[Data extracted from a collection]
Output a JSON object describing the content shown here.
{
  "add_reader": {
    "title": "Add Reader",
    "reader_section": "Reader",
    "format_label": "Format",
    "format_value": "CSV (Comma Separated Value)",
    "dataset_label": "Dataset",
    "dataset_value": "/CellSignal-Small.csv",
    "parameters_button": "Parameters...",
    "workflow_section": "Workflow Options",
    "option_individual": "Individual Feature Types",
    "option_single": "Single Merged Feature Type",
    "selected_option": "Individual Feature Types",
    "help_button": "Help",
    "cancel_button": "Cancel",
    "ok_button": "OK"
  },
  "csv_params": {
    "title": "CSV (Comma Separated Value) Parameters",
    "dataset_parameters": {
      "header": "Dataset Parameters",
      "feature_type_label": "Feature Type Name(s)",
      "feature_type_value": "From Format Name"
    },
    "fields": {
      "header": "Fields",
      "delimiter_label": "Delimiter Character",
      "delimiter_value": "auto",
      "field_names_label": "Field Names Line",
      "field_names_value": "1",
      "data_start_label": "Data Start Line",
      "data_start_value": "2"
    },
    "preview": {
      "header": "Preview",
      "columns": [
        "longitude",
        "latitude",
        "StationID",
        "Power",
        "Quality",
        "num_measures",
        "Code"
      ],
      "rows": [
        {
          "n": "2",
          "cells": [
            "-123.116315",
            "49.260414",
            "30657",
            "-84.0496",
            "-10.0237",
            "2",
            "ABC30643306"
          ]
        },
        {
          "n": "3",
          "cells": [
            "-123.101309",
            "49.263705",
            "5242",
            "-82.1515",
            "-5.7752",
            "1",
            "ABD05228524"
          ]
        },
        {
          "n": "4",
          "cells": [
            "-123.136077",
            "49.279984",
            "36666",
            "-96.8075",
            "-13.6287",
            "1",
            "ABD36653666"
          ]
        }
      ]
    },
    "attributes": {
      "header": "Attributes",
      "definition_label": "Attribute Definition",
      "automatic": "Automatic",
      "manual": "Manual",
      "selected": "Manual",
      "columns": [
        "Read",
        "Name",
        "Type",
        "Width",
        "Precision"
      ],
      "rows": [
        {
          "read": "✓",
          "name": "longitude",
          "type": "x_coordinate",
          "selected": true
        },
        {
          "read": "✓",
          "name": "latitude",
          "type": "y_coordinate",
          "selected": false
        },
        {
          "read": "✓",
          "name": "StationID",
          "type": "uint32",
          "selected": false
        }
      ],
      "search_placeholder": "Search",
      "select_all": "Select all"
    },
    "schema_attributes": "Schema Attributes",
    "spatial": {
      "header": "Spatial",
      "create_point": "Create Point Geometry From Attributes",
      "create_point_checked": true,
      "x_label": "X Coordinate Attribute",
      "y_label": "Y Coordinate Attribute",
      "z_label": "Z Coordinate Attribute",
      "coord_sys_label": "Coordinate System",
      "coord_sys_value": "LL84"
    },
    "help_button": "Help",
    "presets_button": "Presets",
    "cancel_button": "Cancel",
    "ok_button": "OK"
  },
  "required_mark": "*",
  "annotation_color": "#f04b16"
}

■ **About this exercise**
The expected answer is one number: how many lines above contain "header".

■ **Completed exercise**
5